Puberty education and access to affordable menstrual hygiene supplies can change the lives of women and girls, preventing lost time at school and work that can translate directly to a better quality of life.
Menstrual hygiene matters – for women and girls, for men and boys, for communities and for us all. The issue profoundly impacts individuals, but when girls and women miss school and work, their families and communities suffer as well. Empowering women to create sustainably produced sanitary pads which are sold at affordable prices to their friends and neighbors benefits all involved.
Lack of education about menstruation and the lack of supplies and sanitary conditions are widening the gender gap in education and finances.
- A study at a school in Uganda found that half of the girls missed one to three days of school each month.
- UNESCO estimates that 1 in 10 African girls miss school during menses, eventually leading to a higher school dropout rate.
- In Ghana, girls miss as many as five days of school each month, due to inadequate sanitation, lack of hygiene products and physical discomfort, such as cramps.
- Commercial pads can be too expensive for low-income girls and women. In Mukuru, in Nairobi, many girls ages 10 to 19 reported having sex with older men to pay for basic items, such as pads.
- In one study by HERproject, 73 percent of the Bangladeshi garment workers interviewed miss work an average of six days per month – unpaid – due to vaginal infections caused by unsanitary menstrual materials.
But there is a path to change.
- In Ghana, girls’ school attendance increased substantially when they were given free sanitary pads and puberty education.
- The Kenyan government will spend more than $2 million US dollars to provide pads to low-income school girls.
- Social enterprises such as Azadi (India), AfriPads (Uganda), SHE – Sustainable Health Enterprises (Rwanda), Zana Africa (Kenya) and Huru (Kenya) sell sanitary products that are produced locally, creating both jobs and affordable pads.
— Used with permission by WASH-United

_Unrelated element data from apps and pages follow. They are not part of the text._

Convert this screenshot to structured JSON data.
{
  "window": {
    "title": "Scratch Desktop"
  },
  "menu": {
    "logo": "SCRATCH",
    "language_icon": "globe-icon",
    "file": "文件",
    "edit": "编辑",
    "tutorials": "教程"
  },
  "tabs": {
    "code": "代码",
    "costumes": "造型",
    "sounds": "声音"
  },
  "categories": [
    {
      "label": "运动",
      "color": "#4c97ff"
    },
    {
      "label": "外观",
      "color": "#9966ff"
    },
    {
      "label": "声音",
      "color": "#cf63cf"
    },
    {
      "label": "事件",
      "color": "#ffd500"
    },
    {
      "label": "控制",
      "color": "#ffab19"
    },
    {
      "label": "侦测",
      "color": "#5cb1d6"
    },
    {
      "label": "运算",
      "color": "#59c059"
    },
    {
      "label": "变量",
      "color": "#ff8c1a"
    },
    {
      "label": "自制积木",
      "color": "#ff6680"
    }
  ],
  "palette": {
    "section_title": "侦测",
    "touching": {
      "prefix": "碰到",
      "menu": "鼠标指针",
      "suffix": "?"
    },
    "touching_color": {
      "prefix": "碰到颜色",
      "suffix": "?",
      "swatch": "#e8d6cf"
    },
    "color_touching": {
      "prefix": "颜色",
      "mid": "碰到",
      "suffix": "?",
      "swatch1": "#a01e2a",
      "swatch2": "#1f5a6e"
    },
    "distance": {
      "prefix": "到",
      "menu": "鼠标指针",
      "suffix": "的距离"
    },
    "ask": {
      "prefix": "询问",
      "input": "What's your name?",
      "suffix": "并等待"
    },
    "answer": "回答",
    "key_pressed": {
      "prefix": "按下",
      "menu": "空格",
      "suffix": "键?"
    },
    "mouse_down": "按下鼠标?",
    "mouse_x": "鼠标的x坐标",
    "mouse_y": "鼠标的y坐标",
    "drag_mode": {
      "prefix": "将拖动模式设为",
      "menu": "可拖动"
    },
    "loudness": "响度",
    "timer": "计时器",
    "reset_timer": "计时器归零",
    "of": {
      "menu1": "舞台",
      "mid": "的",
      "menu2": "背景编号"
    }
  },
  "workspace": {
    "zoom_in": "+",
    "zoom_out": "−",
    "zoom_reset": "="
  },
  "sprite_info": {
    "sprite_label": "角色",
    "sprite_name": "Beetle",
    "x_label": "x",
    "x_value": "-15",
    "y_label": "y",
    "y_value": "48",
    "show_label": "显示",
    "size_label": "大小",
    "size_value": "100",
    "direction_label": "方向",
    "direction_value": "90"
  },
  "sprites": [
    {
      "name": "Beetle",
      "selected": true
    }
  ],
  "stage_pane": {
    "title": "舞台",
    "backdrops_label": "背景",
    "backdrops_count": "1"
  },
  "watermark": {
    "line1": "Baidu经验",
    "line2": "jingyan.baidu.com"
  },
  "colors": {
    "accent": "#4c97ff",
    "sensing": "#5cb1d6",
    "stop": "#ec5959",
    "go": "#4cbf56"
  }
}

Use social media to increase awareness and learn more:
#SHE500 and #SHE28 (Sustainable Health Enterprises)
#menstruationmatters (Menstrual Hygiene Day)
#pointperiod (Her Turn)